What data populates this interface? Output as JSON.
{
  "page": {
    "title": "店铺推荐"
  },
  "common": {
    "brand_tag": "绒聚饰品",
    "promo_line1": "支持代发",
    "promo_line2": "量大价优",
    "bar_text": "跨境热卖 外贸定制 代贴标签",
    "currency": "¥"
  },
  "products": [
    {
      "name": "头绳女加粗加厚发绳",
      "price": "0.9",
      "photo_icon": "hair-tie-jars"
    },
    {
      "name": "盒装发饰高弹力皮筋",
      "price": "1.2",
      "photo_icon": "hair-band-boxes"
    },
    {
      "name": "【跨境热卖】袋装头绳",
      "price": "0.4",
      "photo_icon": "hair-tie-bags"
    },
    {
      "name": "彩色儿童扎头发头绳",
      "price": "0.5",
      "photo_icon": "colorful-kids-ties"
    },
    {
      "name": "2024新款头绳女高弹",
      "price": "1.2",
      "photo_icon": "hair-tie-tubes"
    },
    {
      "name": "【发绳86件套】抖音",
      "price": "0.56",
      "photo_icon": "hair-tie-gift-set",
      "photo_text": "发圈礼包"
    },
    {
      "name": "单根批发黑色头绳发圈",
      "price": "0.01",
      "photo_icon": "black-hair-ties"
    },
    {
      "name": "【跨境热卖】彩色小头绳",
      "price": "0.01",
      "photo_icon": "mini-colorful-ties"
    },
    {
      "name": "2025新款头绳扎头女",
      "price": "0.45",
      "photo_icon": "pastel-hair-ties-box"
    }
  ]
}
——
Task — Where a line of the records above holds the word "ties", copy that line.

Answer to this task —
      "photo_icon": "colorful-kids-ties"
      "photo_icon": "black-hair-ties"
      "photo_icon": "mini-colorful-ties"
      "photo_icon": "pastel-hair-ties-box"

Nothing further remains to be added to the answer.